_Exercise data:_
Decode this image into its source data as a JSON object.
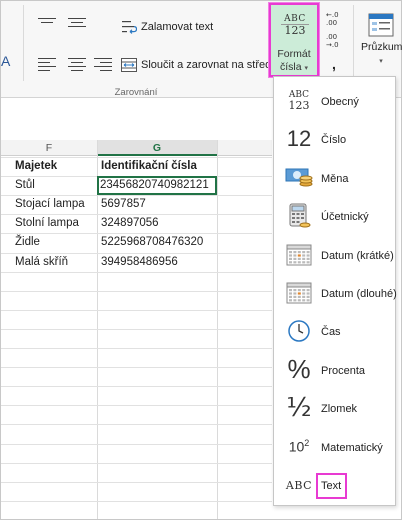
{
  "ribbon": {
    "cut_letter": "A",
    "wrap_text_label": "Zalamovat text",
    "merge_center_label": "Sloučit a zarovnat na střed",
    "alignment_group_label": "Zarovnání",
    "number_format": {
      "icon_line1": "ABC",
      "icon_line2": "123",
      "label_line1": "Formát",
      "label_line2": "čísla"
    },
    "increase_decimal": {
      "top": "←.0",
      "bottom": ".00"
    },
    "decrease_decimal": {
      "top": ".00",
      "bottom": "→.0"
    },
    "comma_label": ",",
    "survey_label": "Průzkum",
    "highlight_color": "#e83ad2",
    "active_bg": "#ccecd8"
  },
  "sheet": {
    "columns": [
      "F",
      "G"
    ],
    "active_column": "G",
    "rows": [
      {
        "f": "Majetek",
        "g": "Identifikační čísla",
        "header": true
      },
      {
        "f": "Stůl",
        "g": "23456820740982121"
      },
      {
        "f": "Stojací lampa",
        "g": "5697857"
      },
      {
        "f": "Stolní lampa",
        "g": "324897056"
      },
      {
        "f": "Židle",
        "g": "5225968708476320"
      },
      {
        "f": "Malá skříň",
        "g": "394958486956"
      }
    ],
    "selected_cell": "G2",
    "accent_color": "#217346"
  },
  "dropdown": {
    "items": [
      {
        "label": "Obecný",
        "icon": "general-icon",
        "glyph": "ABC\n123"
      },
      {
        "label": "Číslo",
        "icon": "number-icon",
        "glyph": "12"
      },
      {
        "label": "Měna",
        "icon": "currency-icon",
        "glyph": ""
      },
      {
        "label": "Účetnický",
        "icon": "accounting-icon",
        "glyph": ""
      },
      {
        "label": "Datum (krátké)",
        "icon": "short-date-icon",
        "glyph": ""
      },
      {
        "label": "Datum (dlouhé)",
        "icon": "long-date-icon",
        "glyph": ""
      },
      {
        "label": "Čas",
        "icon": "clock-icon",
        "glyph": ""
      },
      {
        "label": "Procenta",
        "icon": "percent-icon",
        "glyph": "%"
      },
      {
        "label": "Zlomek",
        "icon": "fraction-icon",
        "glyph": "½"
      },
      {
        "label": "Matematický",
        "icon": "scientific-icon",
        "glyph": "10²"
      },
      {
        "label": "Text",
        "icon": "text-icon",
        "glyph": "ABC"
      }
    ],
    "highlighted_item": "Text"
  }
}
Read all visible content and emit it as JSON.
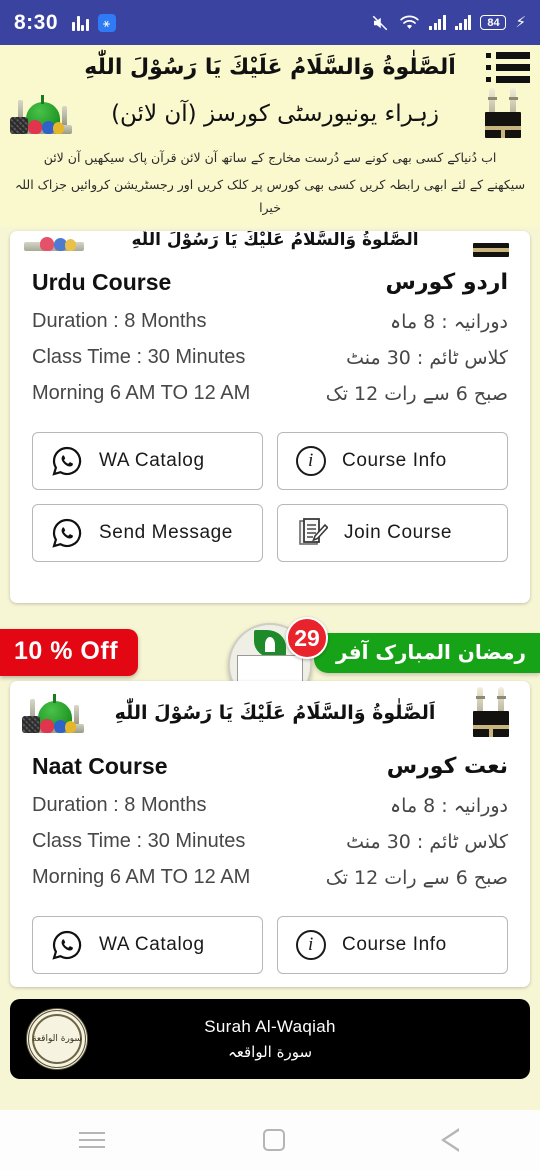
{
  "status_bar": {
    "time": "8:30",
    "battery_level": "84",
    "icons": [
      "equalizer-icon",
      "app-icon",
      "mute-icon",
      "wifi-icon",
      "signal-icon",
      "signal-icon-2",
      "battery-icon",
      "charging-bolt-icon"
    ]
  },
  "header": {
    "salam": "اَلصَّلٰوةُ وَالسَّلَامُ عَلَيْكَ يَا رَسُوْلَ اللّٰهِ",
    "title": "زہراء یونیورسٹی کورسز (آن لائن)",
    "description_line1": "اب دُنیاکے کسی بھی کونے سے دُرست مخارج کے ساتھ آن لائن قرآن پاک سیکھیں آن لائن",
    "description_line2": "سیکھنے کے لئے ابھی رابطہ کریں کسی بھی کورس پر کلک کریں اور رجسٹریشن کروائیں جزاک اللہ خیرا",
    "menu_label": "Menu"
  },
  "offer": {
    "discount_badge": "10 % Off",
    "ramadan_badge": "رمضان المبارک آفر",
    "notification_count": "29",
    "medal_label": "Result Card"
  },
  "courses": [
    {
      "banner_salam": "اَلصَّلٰوةُ وَالسَّلَامُ عَلَيْكَ يَا رَسُوْلَ اللّٰهِ",
      "title_en": "Urdu Course",
      "title_ur": "اردو کورس",
      "details": [
        {
          "en": "Duration : 8 Months",
          "ur": "دورانیہ : 8 ماہ"
        },
        {
          "en": "Class Time : 30 Minutes",
          "ur": "کلاس ٹائم : 30 منٹ"
        },
        {
          "en": "Morning 6 AM TO 12 AM",
          "ur": "صبح 6 سے رات 12 تک"
        }
      ],
      "buttons": [
        {
          "label": "WA Catalog",
          "icon": "whatsapp-icon"
        },
        {
          "label": "Course Info",
          "icon": "info-icon"
        },
        {
          "label": "Send Message",
          "icon": "whatsapp-icon"
        },
        {
          "label": "Join Course",
          "icon": "join-form-icon"
        }
      ]
    },
    {
      "banner_salam": "اَلصَّلٰوةُ وَالسَّلَامُ عَلَيْكَ يَا رَسُوْلَ اللّٰهِ",
      "title_en": "Naat Course",
      "title_ur": "نعت کورس",
      "details": [
        {
          "en": "Duration : 8 Months",
          "ur": "دورانیہ : 8 ماہ"
        },
        {
          "en": "Class Time : 30 Minutes",
          "ur": "کلاس ٹائم : 30 منٹ"
        },
        {
          "en": "Morning 6 AM TO 12 AM",
          "ur": "صبح 6 سے رات 12 تک"
        }
      ],
      "buttons": [
        {
          "label": "WA Catalog",
          "icon": "whatsapp-icon"
        },
        {
          "label": "Course Info",
          "icon": "info-icon"
        }
      ]
    }
  ],
  "surah_banner": {
    "title_en": "Surah Al-Waqiah",
    "title_ur": "سورة الواقعہ",
    "seal_text": "سورة الواقعة"
  },
  "nav_bar": {
    "recents": "Recents",
    "home": "Home",
    "back": "Back"
  },
  "colors": {
    "status_bar": "#3B43A0",
    "page_background": "#F6F5D4",
    "header_background": "#FAF8CD",
    "discount_red": "#E30613",
    "ramadan_green": "#17A318",
    "notification_red": "#E8232B",
    "surah_bar": "#000000"
  }
}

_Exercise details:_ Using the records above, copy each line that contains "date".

_Answer box:_
        "icon": "short-date-icon",
        "icon": "long-date-icon",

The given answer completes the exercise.